“Being a part of this group has helped me learn the needs of my local community and where I can get involved,” says John Robinson, principal in the Greensboro office and participant with the Burlington Civitan Club for nearly 15 years. While the Civitan Club itself is not a charitable organization, it invites leaders of local non-profits to discuss the work they are doing with the members of the club throughout the year.
For John, this club has offered him a portal to help support charities he did not know existed before, like Peg’s PJs, a group that provides pajamas and other necessities to children temporarily displaced from their home, and Sustainable Alamance, an organization dedicated to helping break the cycle of poverty and incarceration. You may not have a Civitan Club near you, but many groups like Rotary or Kiwanis offer similar opportunities to learn about ways to invest in both your local and the global community.
What if I can’t do enough?
It’s easy to feel like nothing we do can really make a difference. Like our contribution is so small, in time or effort or money, that what’s even the point? Who will even notice?
But as Freddy correctly and succinctly puts it, “Everything counts.”
Action does not mean having to volunteer with a group every week, and it does not mean having to commit a certain percentage of your income every year to a non-profit you want to support. Over the years, Mindi has transitioned how she supports the Forsyth Humane Society to accommodate her busier life. “As you grow and evolve, you help in different ways,” she says, “There are a lot of ways to contribute! From sitting in a chair and petting cats to a simple donation of money or supplies.”
Even with a more specialized charity like the NC CPA Foundation, there are many ways to offer support without needing to commit a substantial amount of time or money. I’ve learned over the past year on the Board that every little bit helps, from helping students be aware of the scholarships to reviewing applications to giving even the smallest contribution.

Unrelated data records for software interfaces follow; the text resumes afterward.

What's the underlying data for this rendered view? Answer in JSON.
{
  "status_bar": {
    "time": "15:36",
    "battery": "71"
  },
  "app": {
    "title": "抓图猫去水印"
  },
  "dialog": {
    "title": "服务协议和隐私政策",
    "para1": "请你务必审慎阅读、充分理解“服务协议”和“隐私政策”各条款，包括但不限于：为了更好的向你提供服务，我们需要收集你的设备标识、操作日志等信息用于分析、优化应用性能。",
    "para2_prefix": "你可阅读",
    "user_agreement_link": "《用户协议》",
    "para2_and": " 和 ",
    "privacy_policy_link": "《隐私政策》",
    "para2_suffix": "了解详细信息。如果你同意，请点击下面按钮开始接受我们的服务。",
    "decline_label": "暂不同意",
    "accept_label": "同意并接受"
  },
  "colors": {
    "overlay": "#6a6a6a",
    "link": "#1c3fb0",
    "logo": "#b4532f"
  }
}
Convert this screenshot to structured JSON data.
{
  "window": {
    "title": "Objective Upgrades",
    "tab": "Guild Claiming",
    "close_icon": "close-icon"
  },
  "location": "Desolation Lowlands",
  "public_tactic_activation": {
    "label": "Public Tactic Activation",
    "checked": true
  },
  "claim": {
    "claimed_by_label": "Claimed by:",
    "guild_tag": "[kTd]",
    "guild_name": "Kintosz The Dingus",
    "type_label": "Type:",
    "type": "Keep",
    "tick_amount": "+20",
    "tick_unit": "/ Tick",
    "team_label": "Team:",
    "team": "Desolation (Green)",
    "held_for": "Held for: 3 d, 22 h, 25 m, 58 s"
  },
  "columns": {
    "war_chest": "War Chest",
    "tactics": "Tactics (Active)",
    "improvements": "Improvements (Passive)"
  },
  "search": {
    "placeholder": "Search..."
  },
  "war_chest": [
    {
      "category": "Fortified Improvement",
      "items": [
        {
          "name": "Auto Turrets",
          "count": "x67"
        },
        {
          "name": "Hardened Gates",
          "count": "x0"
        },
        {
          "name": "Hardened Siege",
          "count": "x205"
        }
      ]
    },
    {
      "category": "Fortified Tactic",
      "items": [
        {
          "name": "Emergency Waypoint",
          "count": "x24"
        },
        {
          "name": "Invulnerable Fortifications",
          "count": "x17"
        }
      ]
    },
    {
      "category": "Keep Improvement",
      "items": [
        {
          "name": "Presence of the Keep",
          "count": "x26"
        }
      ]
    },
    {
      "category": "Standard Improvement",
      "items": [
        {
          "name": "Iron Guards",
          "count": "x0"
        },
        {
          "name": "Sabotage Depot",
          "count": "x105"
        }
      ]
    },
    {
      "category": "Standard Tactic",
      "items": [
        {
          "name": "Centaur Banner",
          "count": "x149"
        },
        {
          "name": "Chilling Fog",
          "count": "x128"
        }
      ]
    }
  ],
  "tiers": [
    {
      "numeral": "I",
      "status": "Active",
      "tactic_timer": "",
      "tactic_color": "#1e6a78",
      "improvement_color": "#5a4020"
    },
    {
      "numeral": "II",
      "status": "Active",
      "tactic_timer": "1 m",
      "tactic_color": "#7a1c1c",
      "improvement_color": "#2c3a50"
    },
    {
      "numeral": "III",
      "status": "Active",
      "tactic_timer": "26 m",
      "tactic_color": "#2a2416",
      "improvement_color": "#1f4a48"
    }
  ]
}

In fact, action does not even necessarily mean involvement with a recognized charity. At the end of the day, we are all members of a community, and our neighbors need our help too. Doing something can be as simple as noticing when those around us could use our assistance.
If you’re anything like me, once you have found a cause you are passionate about and a way to take action, you want to really make an impact. To be a tidal wave, not a ripple. But that’s a self-defeating way for us to measure the worth of our contributions. When I interviewed John for this article, he casually re-aligned my mindset with a simple, thoughtful comment: “For me, I don’t need to know I made a big impact and touched a lot of lives. I want to be remembered for always doing what I could with what I had.”
I will never be able to fight a forest fire, and barring an incredible win of the Powerball jackpot, I’m not likely to fund the building of a hospital or library. But I can help students get through college, or donate to disaster relief, or just keep myself open and aware of the people around me and the ways they may need a helping hand.
Someone should do something about that. Maybe that someone is me. Maybe that someone is you.
If you are interested in any of the organizations mentioned in this article, please see the below links to learn more or donate:
NC CPA Foundation: https://www.ncacpa.org/about-the-nc-cpa-foundation-inc/
Forsyth Humane Society: https://forsythhumane.org/
Peg’s PJs: http://pegspjs.com/
Sustainable Alamance: http://www.sustainablealamance.org/